[[ EXTRACTED DATA open ]]

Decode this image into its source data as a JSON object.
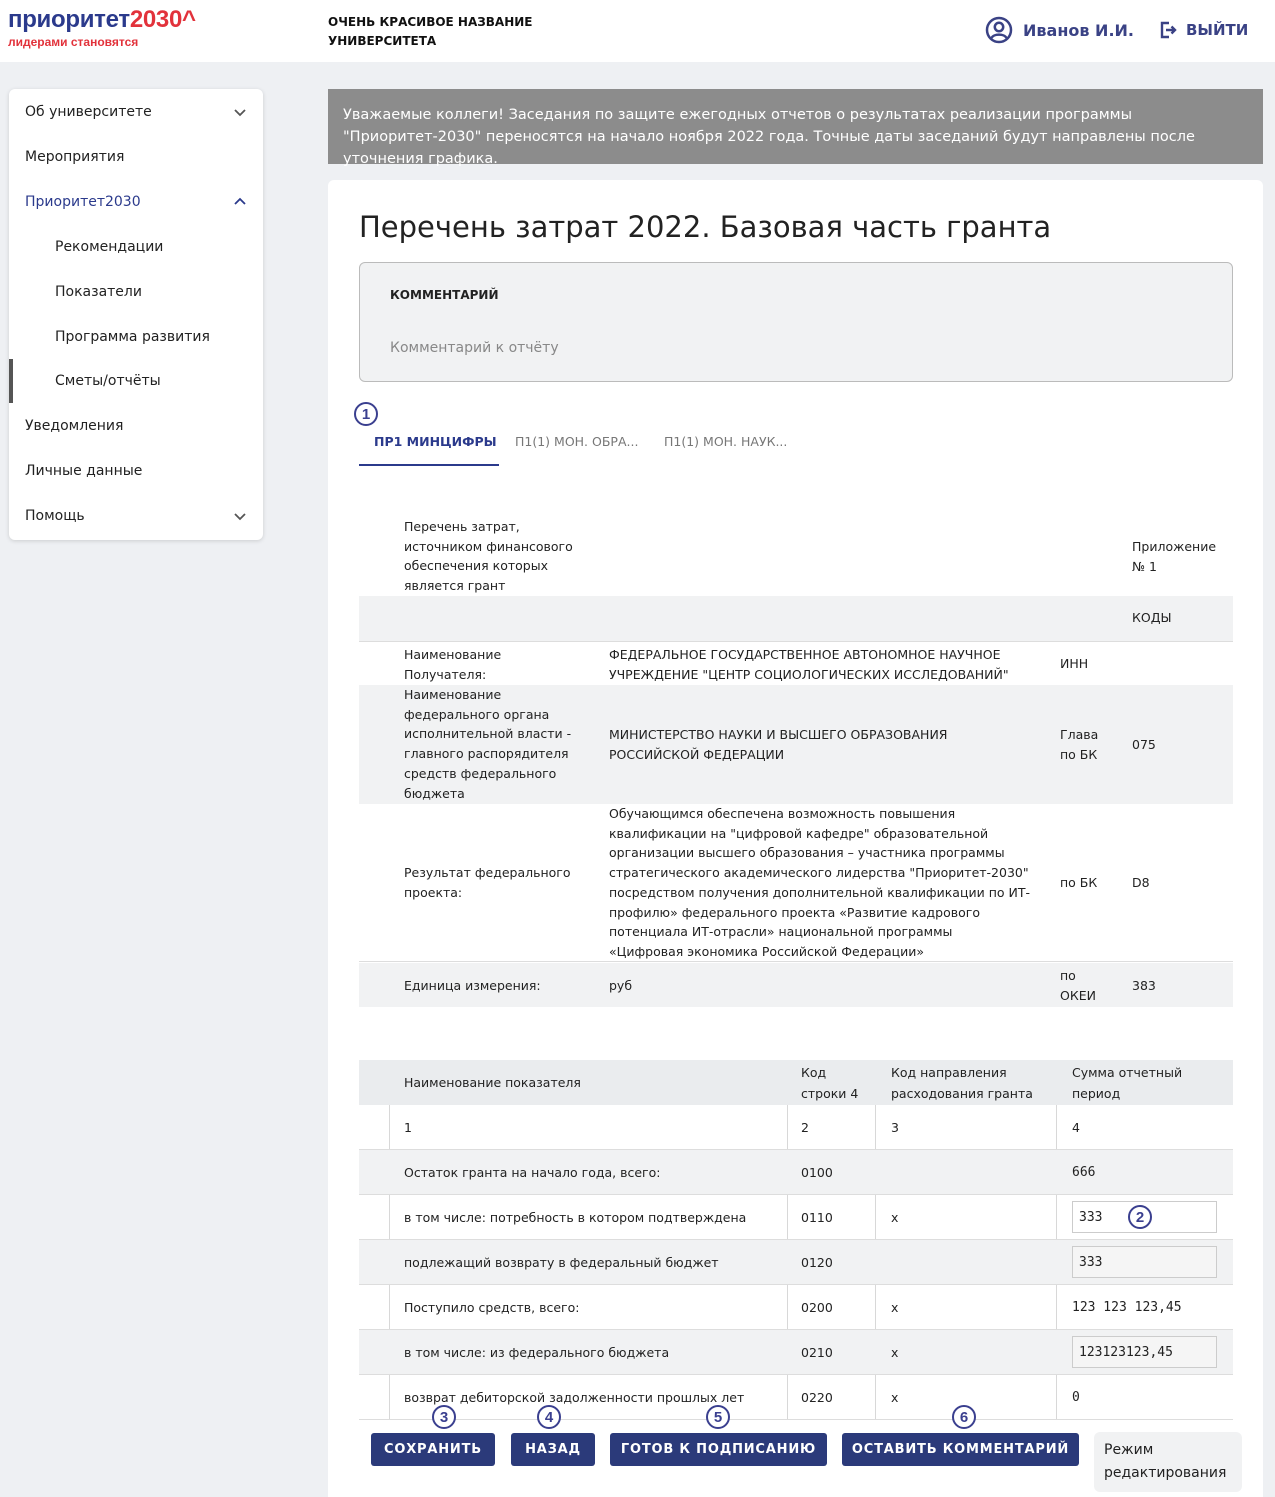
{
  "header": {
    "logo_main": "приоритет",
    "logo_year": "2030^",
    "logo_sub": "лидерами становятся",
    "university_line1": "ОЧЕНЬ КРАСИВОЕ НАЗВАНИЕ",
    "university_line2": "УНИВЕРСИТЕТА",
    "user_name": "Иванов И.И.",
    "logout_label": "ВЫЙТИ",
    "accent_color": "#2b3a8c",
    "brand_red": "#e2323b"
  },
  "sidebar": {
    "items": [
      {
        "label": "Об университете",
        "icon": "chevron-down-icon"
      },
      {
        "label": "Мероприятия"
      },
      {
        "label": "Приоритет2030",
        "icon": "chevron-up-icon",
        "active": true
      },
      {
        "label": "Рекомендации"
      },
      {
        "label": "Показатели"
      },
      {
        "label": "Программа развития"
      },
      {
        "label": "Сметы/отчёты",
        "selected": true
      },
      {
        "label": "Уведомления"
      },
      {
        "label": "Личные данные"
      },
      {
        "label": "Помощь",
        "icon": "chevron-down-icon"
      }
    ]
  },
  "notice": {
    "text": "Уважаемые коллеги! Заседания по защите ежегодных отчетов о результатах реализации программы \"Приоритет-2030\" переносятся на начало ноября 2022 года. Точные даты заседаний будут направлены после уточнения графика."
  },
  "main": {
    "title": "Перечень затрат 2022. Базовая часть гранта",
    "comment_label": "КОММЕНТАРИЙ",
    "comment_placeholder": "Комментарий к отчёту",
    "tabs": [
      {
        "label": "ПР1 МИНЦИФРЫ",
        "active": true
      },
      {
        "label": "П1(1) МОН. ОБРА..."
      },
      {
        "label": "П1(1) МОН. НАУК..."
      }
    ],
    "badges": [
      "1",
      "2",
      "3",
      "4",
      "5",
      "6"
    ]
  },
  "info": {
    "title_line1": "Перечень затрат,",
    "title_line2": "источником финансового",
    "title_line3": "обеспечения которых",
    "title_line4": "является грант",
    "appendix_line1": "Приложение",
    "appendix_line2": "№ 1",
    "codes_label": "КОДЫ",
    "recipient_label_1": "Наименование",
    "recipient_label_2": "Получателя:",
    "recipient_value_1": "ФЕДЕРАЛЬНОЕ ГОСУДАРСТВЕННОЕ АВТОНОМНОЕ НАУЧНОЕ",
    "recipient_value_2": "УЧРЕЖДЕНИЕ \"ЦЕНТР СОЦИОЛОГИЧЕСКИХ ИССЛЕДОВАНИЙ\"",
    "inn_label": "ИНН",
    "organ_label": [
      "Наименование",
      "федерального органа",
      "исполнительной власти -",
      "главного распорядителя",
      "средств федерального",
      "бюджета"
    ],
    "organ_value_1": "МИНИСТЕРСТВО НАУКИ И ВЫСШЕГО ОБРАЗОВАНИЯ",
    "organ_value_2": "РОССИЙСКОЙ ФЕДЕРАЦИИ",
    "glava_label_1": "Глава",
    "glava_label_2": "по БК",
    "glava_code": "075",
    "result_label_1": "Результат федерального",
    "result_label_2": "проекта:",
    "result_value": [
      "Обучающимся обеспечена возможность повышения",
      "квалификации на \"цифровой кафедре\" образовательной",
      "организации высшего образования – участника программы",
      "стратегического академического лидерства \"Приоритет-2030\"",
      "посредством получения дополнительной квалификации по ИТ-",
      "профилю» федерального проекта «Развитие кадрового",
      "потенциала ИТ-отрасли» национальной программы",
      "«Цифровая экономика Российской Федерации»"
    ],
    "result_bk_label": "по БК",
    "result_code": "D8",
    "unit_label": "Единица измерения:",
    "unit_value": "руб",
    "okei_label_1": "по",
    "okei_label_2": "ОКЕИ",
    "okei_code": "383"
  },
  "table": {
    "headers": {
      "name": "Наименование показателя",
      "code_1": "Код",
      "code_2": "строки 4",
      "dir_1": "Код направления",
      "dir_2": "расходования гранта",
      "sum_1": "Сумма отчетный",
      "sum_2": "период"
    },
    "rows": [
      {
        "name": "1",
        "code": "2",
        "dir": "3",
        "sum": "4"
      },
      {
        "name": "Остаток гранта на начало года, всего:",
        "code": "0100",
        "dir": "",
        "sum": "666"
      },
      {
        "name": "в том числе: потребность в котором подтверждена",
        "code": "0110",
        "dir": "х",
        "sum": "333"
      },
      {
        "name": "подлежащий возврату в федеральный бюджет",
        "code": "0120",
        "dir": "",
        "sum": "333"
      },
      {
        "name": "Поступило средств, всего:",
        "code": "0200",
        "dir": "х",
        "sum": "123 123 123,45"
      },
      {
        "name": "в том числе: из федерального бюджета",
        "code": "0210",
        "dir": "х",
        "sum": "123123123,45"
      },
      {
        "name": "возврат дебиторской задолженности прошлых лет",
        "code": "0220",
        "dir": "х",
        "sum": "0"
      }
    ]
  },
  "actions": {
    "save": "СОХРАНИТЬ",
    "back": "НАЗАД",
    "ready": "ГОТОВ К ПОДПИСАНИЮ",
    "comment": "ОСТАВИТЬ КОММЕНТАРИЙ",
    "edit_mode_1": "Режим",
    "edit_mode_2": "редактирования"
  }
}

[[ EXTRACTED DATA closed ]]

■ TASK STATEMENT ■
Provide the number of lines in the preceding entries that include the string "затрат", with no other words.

■ ANSWER FOR THE TASK ■
2